I would like to use my humble blog to say farewell to a fine feathered friend. Beyonce was one of my lovely hens that comb the yard and nearby hillsides on a daily basis, scratching and pecking for whatever culinary treasures the Earth chooses to provide. I give them a bit of feed and some water and a safe place to roost at night and they return the favor with eggs and a spiritual peace that just seems to settle around their presence. Nothing lowers the blood pressure like sipping wine on the porch and watching “the girls”, or even listening in and occasionally joining their clucking conversations.
But alas! Beloved Beyonce is no more! She left us last Thursday for those fair, feathered realms beyond the sky, where chickens may peck and scratch without fear of silent death from above. You see, I and my family were not the only observers of my girls and their wandering. A hunter was watching. A beautiful bird in his own right. A bird shaped toward a very different life than that lived by my domesticated jungle fowl. A bird free and fierce and wild. A bird that must kill to sustain itself.
While I miss my bird, I believe that she died a good death. She died so another might live. This happens around us all the time, both literally and symbolically. One life is traded for another in the constantly shifting life that abides on our planetary home. I bear the Coopers hawk who took her no ill will, though I will seek to discourage such foraging on his part. I can’t blame a hawk for its hawkishness, though I can try to limit its success.

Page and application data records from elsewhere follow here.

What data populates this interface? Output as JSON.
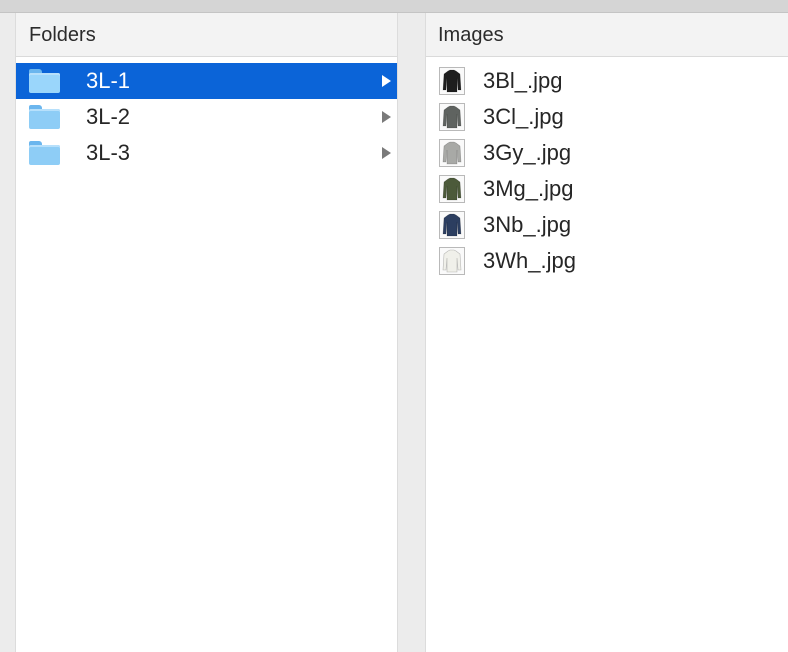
{
  "folders_pane": {
    "header": "Folders",
    "items": [
      {
        "label": "3L-1",
        "selected": true
      },
      {
        "label": "3L-2",
        "selected": false
      },
      {
        "label": "3L-3",
        "selected": false
      }
    ]
  },
  "images_pane": {
    "header": "Images",
    "items": [
      {
        "label": "3Bl_.jpg",
        "shirt_color": "#1e1e1e"
      },
      {
        "label": "3Cl_.jpg",
        "shirt_color": "#5f6360"
      },
      {
        "label": "3Gy_.jpg",
        "shirt_color": "#a8a9a6"
      },
      {
        "label": "3Mg_.jpg",
        "shirt_color": "#4c5a3a"
      },
      {
        "label": "3Nb_.jpg",
        "shirt_color": "#2c3e60"
      },
      {
        "label": "3Wh_.jpg",
        "shirt_color": "#f0f0ea"
      }
    ]
  },
  "colors": {
    "selection": "#0b64d8",
    "folder_blue": "#8ecdf6"
  }
}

And come spring, I will get some new chicks–perhaps even another black austrolorp or two. I will raise them from peeps then turn them into the flock to peck and scratch to their hearts content. Perhaps they will live to a ripe old age before resting with their ancestors. Or perhaps they will feed another wild creature. But my life will be the better for having shared theirs for a bit, so they have my thanks already. As does Beyonce, her hunter, and all the other living things that make this world a constant miracle.